(d)                                 Withholding Taxes.  Where any sum due to be paid to a Party hereunder is subject to any withholding or similar tax, the Parties shall use their commercially reasonable efforts to do all such acts and things and to sign all such documents as will enable them to take advantage of any applicable double taxation agreement or treaty.  In the event there is no applicable double taxation agreement or treaty, or if an applicable double taxation agreement or treaty reduces but does not eliminate such withholding or similar tax, the Party making such payment shall pay such withholding or similar tax to the appropriate government authority, deduct the amount paid from the amount due the other Party and secure and send to the other Party the best available evidence of such payment.

 

ARTICLE IV

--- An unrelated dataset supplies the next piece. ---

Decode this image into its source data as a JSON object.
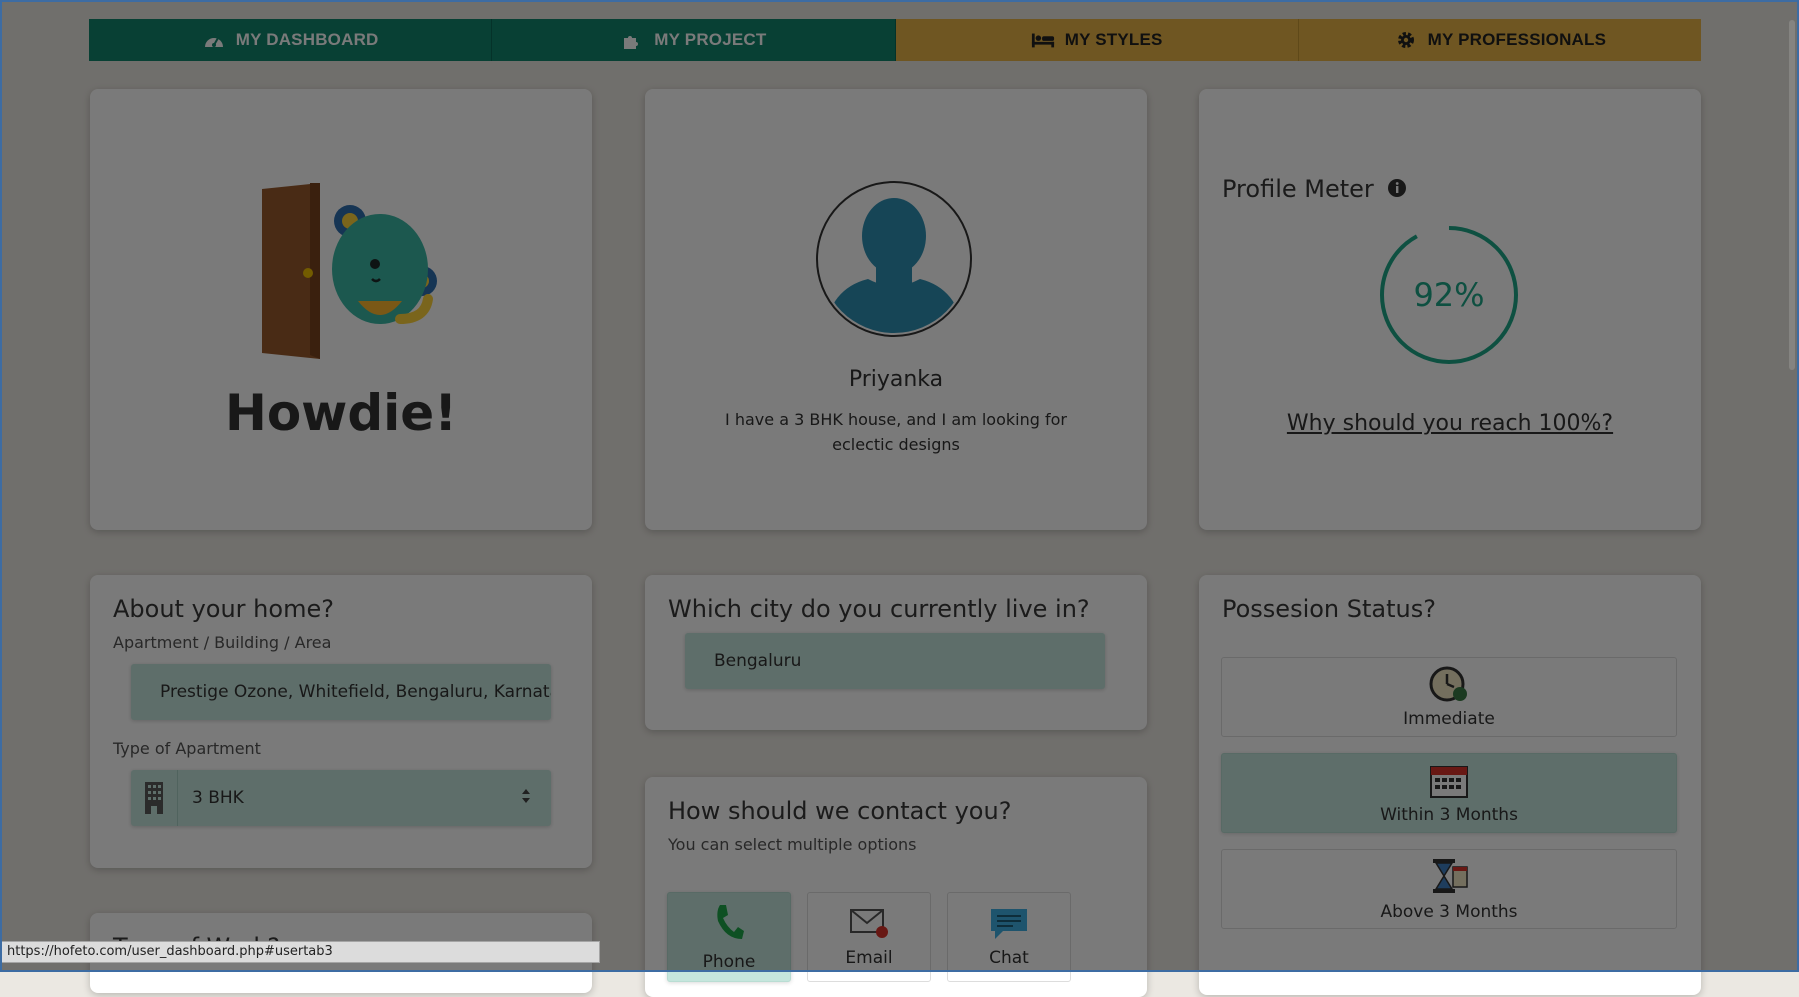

REPORTS AND RECORDS

 

4.1                                 Frequency of Reports.

 

                                                (a)                                  Sublicense Agreement Reporting Requirements.  Within thirty (30) days of the end of each Reporting Period during which a sublicense is entered into, Licensee shall report to Licensor (1) the date of the execution of any sublicense agreement and (2) the date of the First Commercial Sale of a Licensed Product that is the subject of the sublicense.

 

                                                (b)                                 After First Commercial Sale.  After the First Commercial Sale of a Licensed Product or Licensee’s first receipt of Sublicense Income, whichever occurs first, Licensee shall deliver to Licensor within forty-five (45) days of the end of each Reporting Period, a report containing information concerning the immediately preceding Reporting Period, as further described in Section 4.2.

 

                                                4.2                                 Content of Reports and Payments.  Each report delivered by Licensee to Licensor shall contain the following information for the immediately preceding Reporting Period:

 

                                                (i)  the total royalty payable on Net Sales in U.S. dollars, together with the exchange rates used for conversion;

 

                                                (ii)  the number of sublicenses entered into for the Patent Rights and Licensed Products and the amount payable to Licensor pertaining to such sublicenses.

 

If no amounts are due to Licensor for any Reporting Period, or no sublicenses were entered into, then no report is due from Licensee for such Reporting Period.

 

                                                4.3                                 Records.  Licensee shall maintain, and shall cause its Affiliates and Sublicensees to maintain, accurate accounting records for the calculation of royalties payable hereunder.  Licensee shall retain such records for three (3) years following the end of the calendar year to which they pertain.  Upon thirty (30) days advance written notice by Licensor and not more than

 

 

 

* CONFIDENTIAL TREATMENT REQUESTED

 

9



 

 

once in any twelve (12) month period, Licensee shall make available upon reasonable advance notice during normal business hours such records for examination by independent certified public accountants appointed by Licensor and acceptable to Licensee, solely to the extent necessary to verify Licensee’s calculations of amounts due under this Agreement.

 

Such examination shall be limited to a period of time no more than three (3) calendar years immediately preceding the request for examination. The report of any such examination shall be made simultaneously to Licensee and Licensor and shall simply report the amount, if any, by which Licensee has overpaid or underpaid: (i) royalties on a Licensed Product by Licensed Product basis and (ii) amounts payable for sublicensing income. The costs for such examination shall be borne by Licensor. Licensee shall promptly pay any underpayment and shall deduct from the next payment due to Licensor any overpayment. In the event that an audit performed under this Section reveals an underpayment in excess of * percent (*%), Licensee shall bear the full cost of such audit and shall remit any amounts due to Licensor within sixty (60) days of receiving notice thereof from Licensor.